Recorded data
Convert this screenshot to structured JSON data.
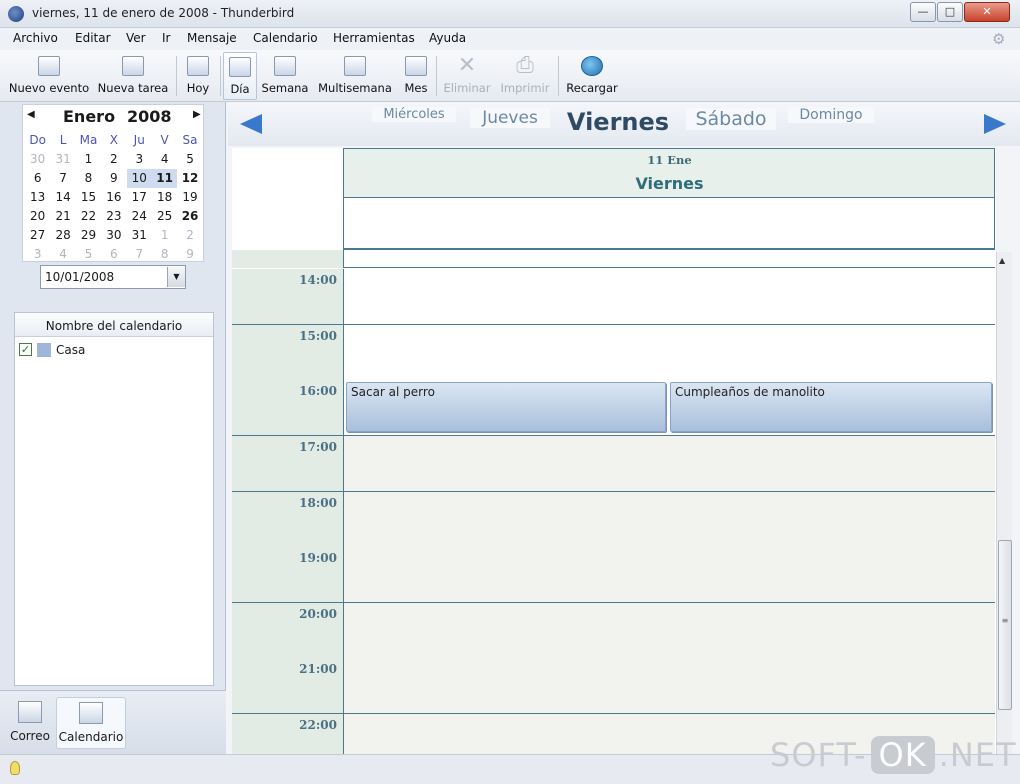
{
  "window": {
    "title": "viernes, 11 de enero de 2008 - Thunderbird",
    "min": "—",
    "max": "□",
    "close": "✕"
  },
  "menu": [
    "Archivo",
    "Editar",
    "Ver",
    "Ir",
    "Mensaje",
    "Calendario",
    "Herramientas",
    "Ayuda"
  ],
  "toolbar": {
    "new_event": "Nuevo evento",
    "new_task": "Nueva tarea",
    "today": "Hoy",
    "day": "Día",
    "week": "Semana",
    "multiweek": "Multisemana",
    "month": "Mes",
    "delete": "Eliminar",
    "print": "Imprimir",
    "reload": "Recargar"
  },
  "minical": {
    "month": "Enero",
    "year": "2008",
    "weekdays": [
      "Do",
      "L",
      "Ma",
      "X",
      "Ju",
      "V",
      "Sa"
    ],
    "days": [
      "30",
      "31",
      "1",
      "2",
      "3",
      "4",
      "5",
      "6",
      "7",
      "8",
      "9",
      "10",
      "11",
      "12",
      "13",
      "14",
      "15",
      "16",
      "17",
      "18",
      "19",
      "20",
      "21",
      "22",
      "23",
      "24",
      "25",
      "26",
      "27",
      "28",
      "29",
      "30",
      "31",
      "1",
      "2",
      "3",
      "4",
      "5",
      "6",
      "7",
      "8",
      "9"
    ]
  },
  "date_field": {
    "value": "10/01/2008"
  },
  "calendars": {
    "header": "Nombre del calendario",
    "items": [
      {
        "name": "Casa",
        "color": "#9fb5d9",
        "checked": true
      }
    ]
  },
  "modes": {
    "mail": "Correo",
    "calendar": "Calendario"
  },
  "day_nav": {
    "tabs": [
      "Miércoles",
      "Jueves",
      "Viernes",
      "Sábado",
      "Domingo"
    ]
  },
  "day_view": {
    "date": "11 Ene",
    "day": "Viernes",
    "hours": [
      "14:00",
      "15:00",
      "16:00",
      "17:00",
      "18:00",
      "19:00",
      "20:00",
      "21:00",
      "22:00"
    ],
    "events": [
      {
        "title": "Sacar al perro",
        "time": "16:00"
      },
      {
        "title": "Cumpleaños de manolito",
        "time": "16:00"
      }
    ]
  },
  "watermark": {
    "pre": "SOFT-",
    "ok": "OK",
    "post": ".NET"
  },
  "colors": {
    "accent": "#3a78cc",
    "grid_line": "#4a7a90",
    "event_fill": "#a8bfdb"
  }
}
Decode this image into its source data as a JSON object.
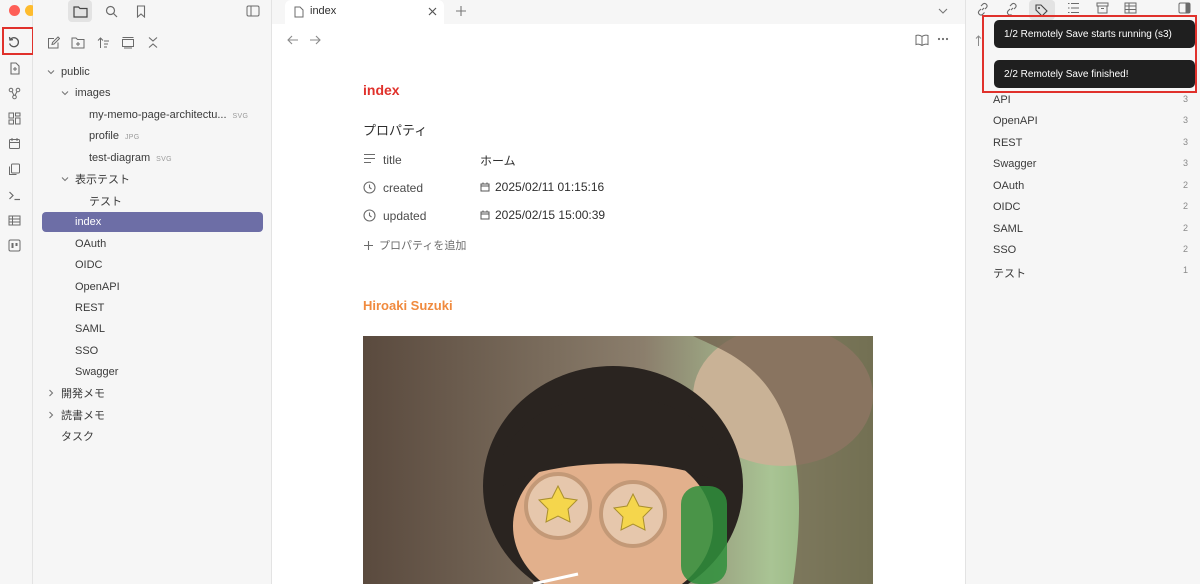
{
  "tabs": [
    {
      "label": "index"
    }
  ],
  "explorer": {
    "tree": [
      {
        "label": "public",
        "ext": ""
      },
      {
        "label": "images",
        "ext": ""
      },
      {
        "label": "my-memo-page-architectu...",
        "ext": "SVG"
      },
      {
        "label": "profile",
        "ext": "JPG"
      },
      {
        "label": "test-diagram",
        "ext": "SVG"
      },
      {
        "label": "表示テスト",
        "ext": ""
      },
      {
        "label": "テスト",
        "ext": ""
      },
      {
        "label": "index",
        "ext": ""
      },
      {
        "label": "OAuth",
        "ext": ""
      },
      {
        "label": "OIDC",
        "ext": ""
      },
      {
        "label": "OpenAPI",
        "ext": ""
      },
      {
        "label": "REST",
        "ext": ""
      },
      {
        "label": "SAML",
        "ext": ""
      },
      {
        "label": "SSO",
        "ext": ""
      },
      {
        "label": "Swagger",
        "ext": ""
      },
      {
        "label": "開発メモ",
        "ext": ""
      },
      {
        "label": "読書メモ",
        "ext": ""
      },
      {
        "label": "タスク",
        "ext": ""
      }
    ]
  },
  "note": {
    "title": "index",
    "properties_heading": "プロパティ",
    "properties": [
      {
        "name": "title",
        "value": "ホーム"
      },
      {
        "name": "created",
        "value": "2025/02/11 01:15:16"
      },
      {
        "name": "updated",
        "value": "2025/02/15 15:00:39"
      }
    ],
    "add_property": "プロパティを追加",
    "heading2": "Hiroaki Suzuki"
  },
  "tags": [
    {
      "name": "API",
      "count": "3"
    },
    {
      "name": "OpenAPI",
      "count": "3"
    },
    {
      "name": "REST",
      "count": "3"
    },
    {
      "name": "Swagger",
      "count": "3"
    },
    {
      "name": "OAuth",
      "count": "2"
    },
    {
      "name": "OIDC",
      "count": "2"
    },
    {
      "name": "SAML",
      "count": "2"
    },
    {
      "name": "SSO",
      "count": "2"
    },
    {
      "name": "テスト",
      "count": "1"
    }
  ],
  "notifications": [
    {
      "text": "1/2 Remotely Save starts running (s3)"
    },
    {
      "text": "2/2 Remotely Save finished!"
    }
  ],
  "colors": {
    "accent": "#6d6ea6",
    "title": "#e0312b",
    "heading2": "#f08a3e",
    "highlight_box": "#e0312b"
  }
}
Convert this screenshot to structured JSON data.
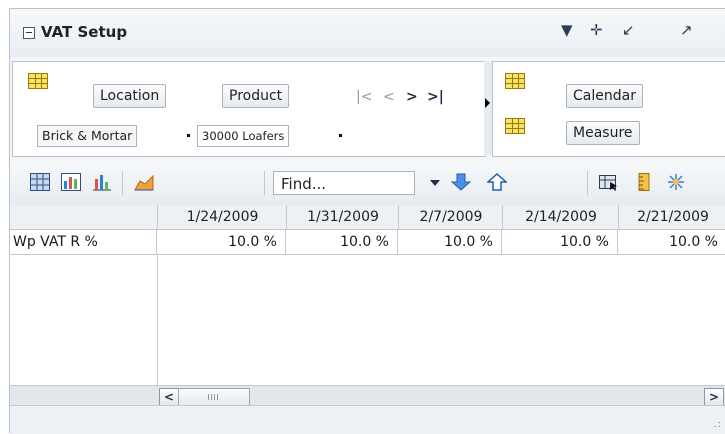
{
  "panel": {
    "title": "VAT Setup",
    "header_icons": [
      "dropdown-icon",
      "move-icon",
      "minimize-icon",
      "maximize-icon"
    ]
  },
  "controls": {
    "left_dims": [
      "Location",
      "Product"
    ],
    "right_dims": [
      "Calendar",
      "Measure"
    ],
    "members": [
      "Brick & Mortar",
      "30000 Loafers"
    ],
    "nav_icons": [
      "first-icon",
      "prev-icon",
      "next-icon",
      "last-icon"
    ]
  },
  "toolbar": {
    "find_placeholder": "Find...",
    "icons": [
      "table-view-icon",
      "chart-table-icon",
      "bar-chart-icon",
      "area-chart-icon",
      "find-down-icon",
      "find-up-icon",
      "export-icon",
      "ruler-icon",
      "sparkle-icon"
    ]
  },
  "table": {
    "columns": [
      "1/24/2009",
      "1/31/2009",
      "2/7/2009",
      "2/14/2009",
      "2/21/2009"
    ],
    "rows": [
      {
        "label": "Wp VAT R %",
        "values": [
          "10.0 %",
          "10.0 %",
          "10.0 %",
          "10.0 %",
          "10.0 %"
        ]
      }
    ]
  },
  "colors": {
    "accent_blue": "#3a7bd5",
    "border": "#c2c9d1",
    "header_bg": "#eef1f4"
  }
}
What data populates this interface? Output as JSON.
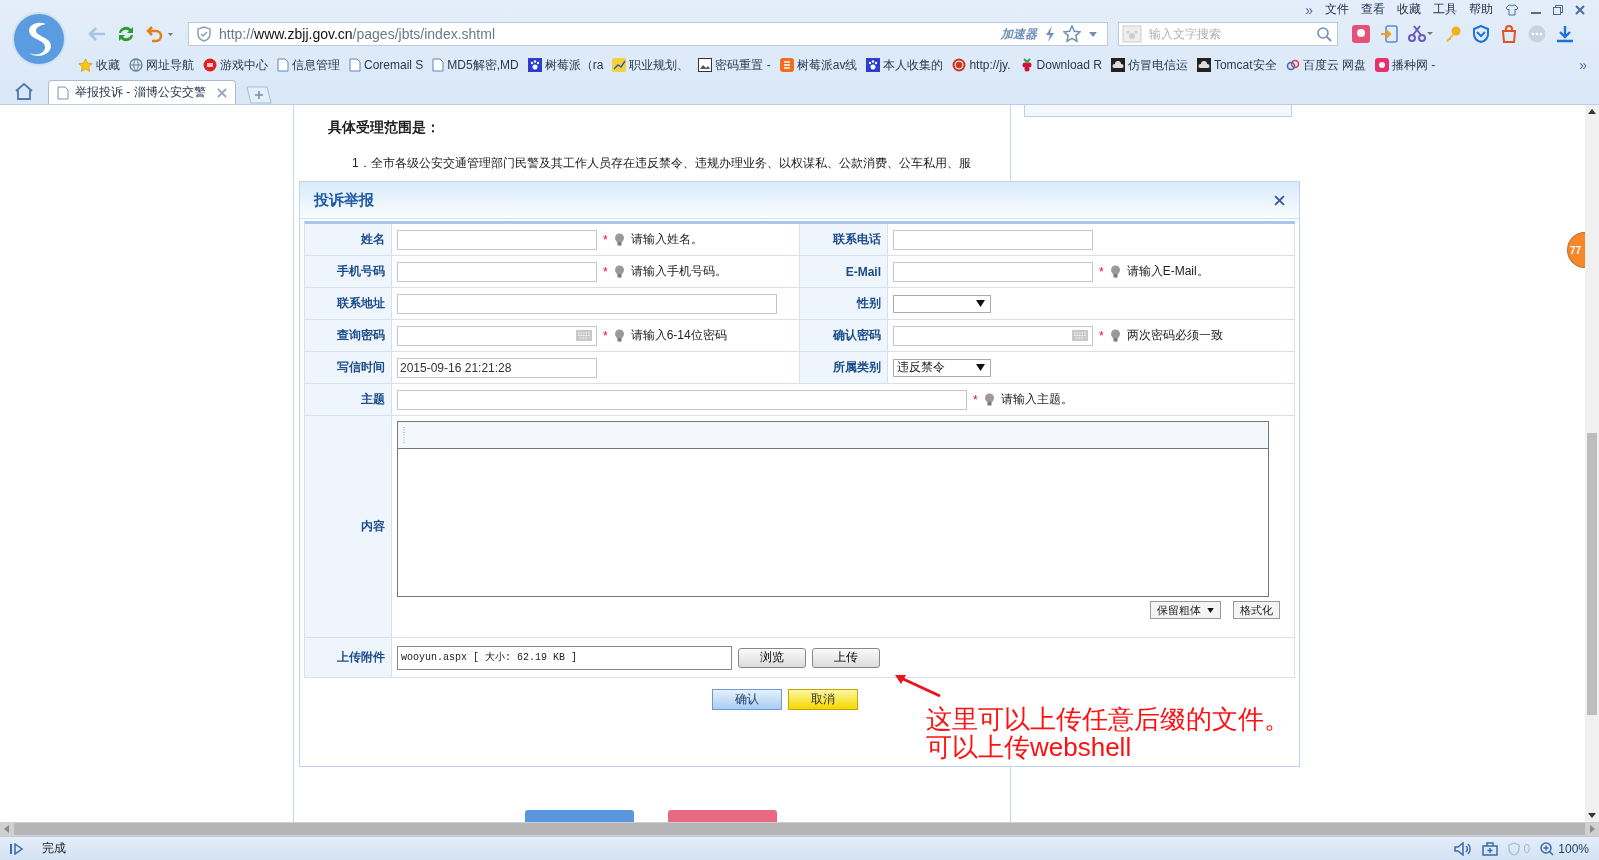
{
  "browser": {
    "menu_more": "»",
    "menu": [
      "文件",
      "查看",
      "收藏",
      "工具",
      "帮助"
    ],
    "url": {
      "scheme": "http://",
      "host": "www.zbjj.gov.cn",
      "path": "/pages/jbts/index.shtml"
    },
    "accelerator": "加速器",
    "search": {
      "placeholder": "输入文字搜索"
    },
    "bookmarks": [
      {
        "label": "收藏",
        "kind": "star"
      },
      {
        "label": "网址导航",
        "kind": "globe"
      },
      {
        "label": "游戏中心",
        "kind": "disc"
      },
      {
        "label": "信息管理",
        "kind": "page"
      },
      {
        "label": "Coremail S",
        "kind": "page"
      },
      {
        "label": "MD5解密,MD",
        "kind": "page"
      },
      {
        "label": "树莓派（ra",
        "kind": "paw"
      },
      {
        "label": "职业规划、",
        "kind": "chart"
      },
      {
        "label": "密码重置 -",
        "kind": "photo"
      },
      {
        "label": "树莓派av线",
        "kind": "tile"
      },
      {
        "label": "本人收集的",
        "kind": "paw"
      },
      {
        "label": "http://jy.",
        "kind": "seal"
      },
      {
        "label": "Download R",
        "kind": "berry"
      },
      {
        "label": "仿冒电信运",
        "kind": "cloud"
      },
      {
        "label": "Tomcat安全",
        "kind": "cloud"
      },
      {
        "label": "百度云 网盘",
        "kind": "link"
      },
      {
        "label": "播种网 -",
        "kind": "pink"
      }
    ],
    "bookmarks_more": "»",
    "tabs": [
      {
        "title": "举报投诉 - 淄博公安交警",
        "selected": true
      }
    ]
  },
  "page": {
    "heading": "具体受理范围是：",
    "item_1": "1．全市各级公安交通管理部门民警及其工作人员存在违反禁令、违规办理业务、以权谋私、公款消费、公车私用、服"
  },
  "dialog": {
    "title": "投诉举报",
    "fields": [
      {
        "label": "姓名",
        "kind": "text",
        "mark": "*",
        "hint": "请输入姓名。"
      },
      {
        "label": "联系电话",
        "kind": "text"
      },
      {
        "label": "手机号码",
        "kind": "text",
        "mark": "*",
        "hint": "请输入手机号码。"
      },
      {
        "label": "E-Mail",
        "kind": "text",
        "mark": "*",
        "hint": "请输入E-Mail。"
      },
      {
        "label": "联系地址",
        "kind": "long"
      },
      {
        "label": "性别",
        "kind": "select"
      },
      {
        "label": "查询密码",
        "kind": "password",
        "mark": "*",
        "hint": "请输入6-14位密码"
      },
      {
        "label": "确认密码",
        "kind": "password",
        "mark": "*",
        "hint": "两次密码必须一致"
      },
      {
        "label": "写信时间",
        "kind": "text",
        "value": "2015-09-16 21:21:28"
      },
      {
        "label": "所属类别",
        "kind": "select",
        "value": "违反禁令"
      }
    ],
    "subject": {
      "label": "主题",
      "mark": "*",
      "hint": "请输入主题。"
    },
    "content": {
      "label": "内容",
      "font_select": "保留粗体",
      "format_button": "格式化"
    },
    "attachment": {
      "label": "上传附件",
      "value": "wooyun.aspx [ 大小: 62.19 KB ]",
      "browse": "浏览",
      "upload": "上传"
    },
    "confirm": "确认",
    "cancel": "取消"
  },
  "annotation": {
    "lines": [
      "这里可以上传任意后缀的文件。",
      "可以上传webshell"
    ]
  },
  "badge": "77",
  "status_bar": {
    "text": "完成",
    "ad_count": "0",
    "zoom": "100%"
  }
}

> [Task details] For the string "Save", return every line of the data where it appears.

> [Solution below]
      "text": "1/2 Remotely Save starts running (s3)"
      "text": "2/2 Remotely Save finished!"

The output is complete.